Records to use Block Start
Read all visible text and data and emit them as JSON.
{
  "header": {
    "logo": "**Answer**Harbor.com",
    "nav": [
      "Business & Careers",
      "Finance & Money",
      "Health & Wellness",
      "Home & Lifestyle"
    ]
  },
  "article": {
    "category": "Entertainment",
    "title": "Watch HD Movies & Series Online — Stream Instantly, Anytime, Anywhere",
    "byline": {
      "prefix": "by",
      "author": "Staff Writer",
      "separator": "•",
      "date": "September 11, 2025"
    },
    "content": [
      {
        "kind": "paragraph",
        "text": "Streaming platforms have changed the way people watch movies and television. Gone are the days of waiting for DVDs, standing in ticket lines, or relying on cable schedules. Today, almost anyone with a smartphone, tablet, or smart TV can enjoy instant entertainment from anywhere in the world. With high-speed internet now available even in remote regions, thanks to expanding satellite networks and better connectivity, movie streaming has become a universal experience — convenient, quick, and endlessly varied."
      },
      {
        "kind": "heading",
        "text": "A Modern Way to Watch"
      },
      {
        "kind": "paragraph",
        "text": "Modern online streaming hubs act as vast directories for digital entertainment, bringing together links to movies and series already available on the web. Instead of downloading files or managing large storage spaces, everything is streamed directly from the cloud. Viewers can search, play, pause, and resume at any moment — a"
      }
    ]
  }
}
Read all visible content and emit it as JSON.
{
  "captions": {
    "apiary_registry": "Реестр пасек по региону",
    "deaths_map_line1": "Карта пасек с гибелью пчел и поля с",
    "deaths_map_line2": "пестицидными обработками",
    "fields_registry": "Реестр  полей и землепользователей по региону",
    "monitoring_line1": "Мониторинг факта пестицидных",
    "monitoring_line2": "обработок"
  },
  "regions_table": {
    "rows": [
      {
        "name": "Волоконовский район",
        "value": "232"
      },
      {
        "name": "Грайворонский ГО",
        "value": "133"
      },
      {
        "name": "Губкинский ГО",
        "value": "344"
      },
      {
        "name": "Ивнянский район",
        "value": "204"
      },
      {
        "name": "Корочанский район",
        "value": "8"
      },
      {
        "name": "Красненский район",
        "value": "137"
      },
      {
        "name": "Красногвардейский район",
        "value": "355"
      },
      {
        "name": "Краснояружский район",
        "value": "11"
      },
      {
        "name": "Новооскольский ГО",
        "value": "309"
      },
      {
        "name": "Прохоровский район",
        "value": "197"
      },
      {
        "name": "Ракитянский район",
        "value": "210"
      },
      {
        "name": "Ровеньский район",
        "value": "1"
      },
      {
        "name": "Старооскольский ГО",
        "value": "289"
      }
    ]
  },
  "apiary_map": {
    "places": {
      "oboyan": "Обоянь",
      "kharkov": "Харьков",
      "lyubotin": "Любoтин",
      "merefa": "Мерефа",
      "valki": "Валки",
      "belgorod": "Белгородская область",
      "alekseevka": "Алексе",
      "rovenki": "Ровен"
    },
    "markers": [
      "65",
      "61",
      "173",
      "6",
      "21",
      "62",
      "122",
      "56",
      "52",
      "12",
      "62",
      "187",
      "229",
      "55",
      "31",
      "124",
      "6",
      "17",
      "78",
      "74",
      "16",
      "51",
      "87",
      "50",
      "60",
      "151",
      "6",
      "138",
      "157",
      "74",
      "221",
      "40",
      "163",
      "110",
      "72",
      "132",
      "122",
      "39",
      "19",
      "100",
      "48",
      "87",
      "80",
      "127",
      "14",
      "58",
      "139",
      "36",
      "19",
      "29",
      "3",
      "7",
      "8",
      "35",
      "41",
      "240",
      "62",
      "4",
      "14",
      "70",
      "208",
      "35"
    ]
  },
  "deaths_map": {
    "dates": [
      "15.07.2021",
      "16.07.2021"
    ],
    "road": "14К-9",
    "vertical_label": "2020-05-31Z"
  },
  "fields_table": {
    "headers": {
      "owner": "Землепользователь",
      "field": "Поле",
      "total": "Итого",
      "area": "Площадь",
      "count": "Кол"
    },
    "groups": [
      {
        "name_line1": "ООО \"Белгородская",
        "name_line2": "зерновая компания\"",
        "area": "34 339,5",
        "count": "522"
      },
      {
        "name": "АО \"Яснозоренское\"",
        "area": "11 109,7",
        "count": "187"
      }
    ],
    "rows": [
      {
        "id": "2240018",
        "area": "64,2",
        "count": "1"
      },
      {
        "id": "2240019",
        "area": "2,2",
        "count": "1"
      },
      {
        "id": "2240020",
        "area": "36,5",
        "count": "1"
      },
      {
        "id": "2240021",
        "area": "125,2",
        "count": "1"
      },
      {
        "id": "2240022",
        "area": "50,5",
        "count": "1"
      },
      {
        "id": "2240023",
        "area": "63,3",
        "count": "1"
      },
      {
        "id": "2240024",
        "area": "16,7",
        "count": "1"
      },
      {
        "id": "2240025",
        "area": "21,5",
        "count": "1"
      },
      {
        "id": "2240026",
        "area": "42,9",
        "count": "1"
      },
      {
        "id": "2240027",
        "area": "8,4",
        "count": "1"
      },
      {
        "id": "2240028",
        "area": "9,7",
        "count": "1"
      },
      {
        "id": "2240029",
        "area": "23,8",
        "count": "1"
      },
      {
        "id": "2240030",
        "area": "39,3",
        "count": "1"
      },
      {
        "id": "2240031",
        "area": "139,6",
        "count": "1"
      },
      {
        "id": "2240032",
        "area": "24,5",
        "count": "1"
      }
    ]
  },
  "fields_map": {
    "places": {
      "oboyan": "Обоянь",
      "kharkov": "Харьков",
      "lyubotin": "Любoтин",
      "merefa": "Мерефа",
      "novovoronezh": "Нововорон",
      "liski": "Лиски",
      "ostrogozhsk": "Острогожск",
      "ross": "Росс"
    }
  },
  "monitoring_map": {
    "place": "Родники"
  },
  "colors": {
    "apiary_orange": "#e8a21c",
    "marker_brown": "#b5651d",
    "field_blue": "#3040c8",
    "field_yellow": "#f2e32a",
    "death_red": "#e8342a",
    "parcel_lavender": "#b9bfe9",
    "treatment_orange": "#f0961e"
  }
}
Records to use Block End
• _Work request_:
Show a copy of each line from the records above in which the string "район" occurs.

• _Reply to the task_:
        "name": "Волоконовский район",
        "name": "Ивнянский район",
        "name": "Корочанский район",
        "name": "Красненский район",
        "name": "Красногвардейский район",
        "name": "Краснояружский район",
        "name": "Прохоровский район",
        "name": "Ракитянский район",
        "name": "Ровеньский район",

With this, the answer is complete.